I pick up and reread C. S. Lewis’ Mere Christianity now and again and I am (shouldn’t be by now) often surprised by how it feels so contemporary. But of course, that is how reading about universal truths should feel.
“Suppose one reads a story of filthy atrocities in the paper. Then suppose that something turns up suggesting that the story might not be quite true, or not quite so bad as it was made out. Is one’s feeling ‘Thank God, even they aren’t quire so bad as that,’ or is it a feeling of disappointment, and even a determination to cling to the first story for the sheer pleasure of thinking your enemies as bad as possible?”
There’s a lot of that going around some fifty years after Lewis wrote it. That is, essentially, the essence of schadenfreude – bad joy. But it gets worse (and feels more uncomfortable) as Lewis continues:
“If it is the second then it is, I am afraid, the first step in a process which, if followed to the end, will make us into devils. You see, one is beginning to wish that black was a little blacker.
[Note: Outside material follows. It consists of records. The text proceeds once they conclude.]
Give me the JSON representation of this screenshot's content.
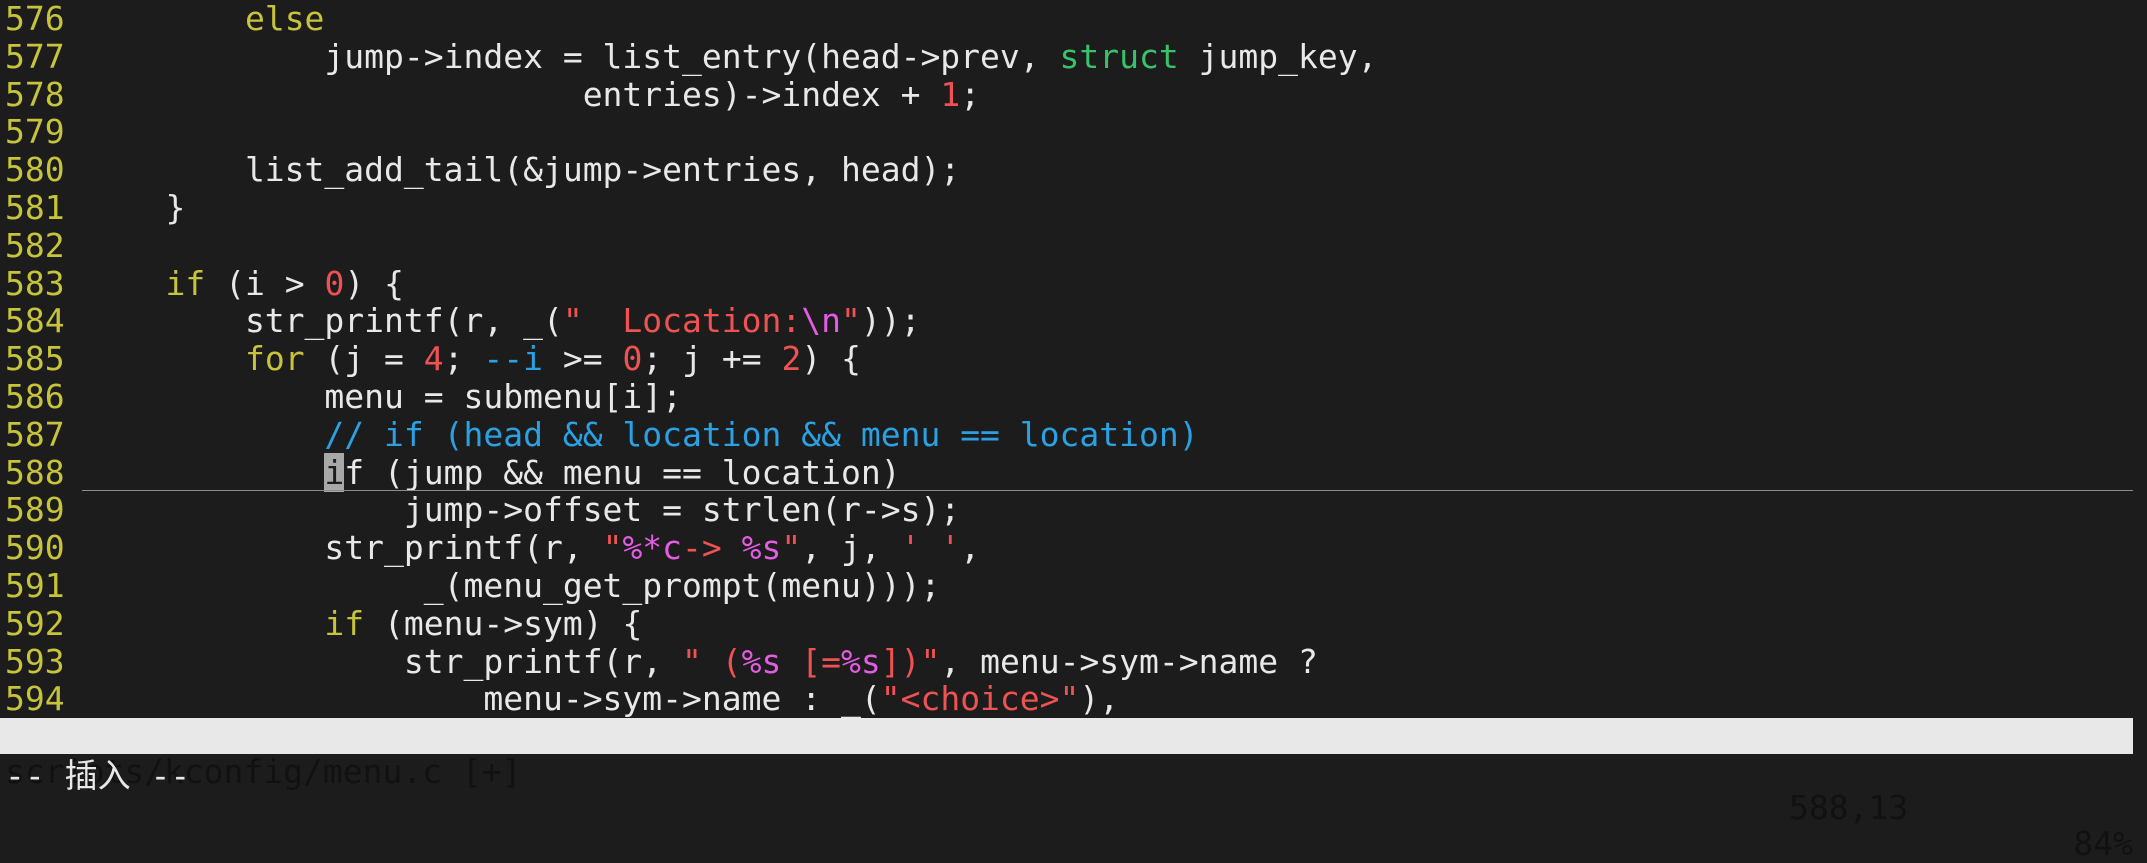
{
  "editor": {
    "lines": [
      {
        "num": "576",
        "tokens": [
          {
            "t": "        "
          },
          {
            "t": "else",
            "c": "kw"
          }
        ]
      },
      {
        "num": "577",
        "tokens": [
          {
            "t": "            jump->index = list_entry(head->prev, "
          },
          {
            "t": "struct",
            "c": "ty"
          },
          {
            "t": " jump_key,"
          }
        ]
      },
      {
        "num": "578",
        "tokens": [
          {
            "t": "                         entries)->index + "
          },
          {
            "t": "1",
            "c": "num"
          },
          {
            "t": ";"
          }
        ]
      },
      {
        "num": "579",
        "tokens": []
      },
      {
        "num": "580",
        "tokens": [
          {
            "t": "        list_add_tail(&jump->entries, head);"
          }
        ]
      },
      {
        "num": "581",
        "tokens": [
          {
            "t": "    }"
          }
        ]
      },
      {
        "num": "582",
        "tokens": []
      },
      {
        "num": "583",
        "tokens": [
          {
            "t": "    "
          },
          {
            "t": "if",
            "c": "kw"
          },
          {
            "t": " (i > "
          },
          {
            "t": "0",
            "c": "num"
          },
          {
            "t": ") {"
          }
        ]
      },
      {
        "num": "584",
        "tokens": [
          {
            "t": "        str_printf(r, _("
          },
          {
            "t": "\"  Location:",
            "c": "str"
          },
          {
            "t": "\\n",
            "c": "esc"
          },
          {
            "t": "\"",
            "c": "str"
          },
          {
            "t": "));"
          }
        ]
      },
      {
        "num": "585",
        "tokens": [
          {
            "t": "        "
          },
          {
            "t": "for",
            "c": "kw"
          },
          {
            "t": " (j = "
          },
          {
            "t": "4",
            "c": "num"
          },
          {
            "t": "; "
          },
          {
            "t": "--i",
            "c": "cm"
          },
          {
            "t": " >= "
          },
          {
            "t": "0",
            "c": "num"
          },
          {
            "t": "; j += "
          },
          {
            "t": "2",
            "c": "num"
          },
          {
            "t": ") {"
          }
        ]
      },
      {
        "num": "586",
        "tokens": [
          {
            "t": "            menu = submenu[i];"
          }
        ]
      },
      {
        "num": "587",
        "tokens": [
          {
            "t": "            "
          },
          {
            "t": "// if (head && location && menu == location)",
            "c": "cm"
          }
        ]
      },
      {
        "num": "588",
        "current": true,
        "tokens": [
          {
            "t": "            "
          },
          {
            "t": "i",
            "c": "cur"
          },
          {
            "t": "f (jump && menu == location)"
          }
        ]
      },
      {
        "num": "589",
        "tokens": [
          {
            "t": "                jump->offset = strlen(r->s);"
          }
        ]
      },
      {
        "num": "590",
        "tokens": [
          {
            "t": "            str_printf(r, "
          },
          {
            "t": "\"",
            "c": "str"
          },
          {
            "t": "%*c",
            "c": "esc"
          },
          {
            "t": "-> ",
            "c": "str"
          },
          {
            "t": "%s",
            "c": "esc"
          },
          {
            "t": "\"",
            "c": "str"
          },
          {
            "t": ", j, "
          },
          {
            "t": "' '",
            "c": "str"
          },
          {
            "t": ","
          }
        ]
      },
      {
        "num": "591",
        "tokens": [
          {
            "t": "                 _(menu_get_prompt(menu)));"
          }
        ]
      },
      {
        "num": "592",
        "tokens": [
          {
            "t": "            "
          },
          {
            "t": "if",
            "c": "kw"
          },
          {
            "t": " (menu->sym) {"
          }
        ]
      },
      {
        "num": "593",
        "tokens": [
          {
            "t": "                str_printf(r, "
          },
          {
            "t": "\" (",
            "c": "str"
          },
          {
            "t": "%s",
            "c": "esc"
          },
          {
            "t": " [=",
            "c": "str"
          },
          {
            "t": "%s",
            "c": "esc"
          },
          {
            "t": "])\"",
            "c": "str"
          },
          {
            "t": ", menu->sym->name ?"
          }
        ]
      },
      {
        "num": "594",
        "tokens": [
          {
            "t": "                    menu->sym->name : _("
          },
          {
            "t": "\"<choice>\"",
            "c": "str"
          },
          {
            "t": "),"
          }
        ]
      }
    ]
  },
  "status": {
    "file": "scripts/kconfig/menu.c [+]",
    "position": "588,13",
    "percent": "84%"
  },
  "mode": "-- 插入 --"
}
If we give that wish its head, later on we shall wish to see gray as black, and then to see white itself as black.”
This is, of course, where that “love thy neighbor” thing, and the lesson from the Good Samaritan parable, come into play – if I can put down my paint brush and can of black paint.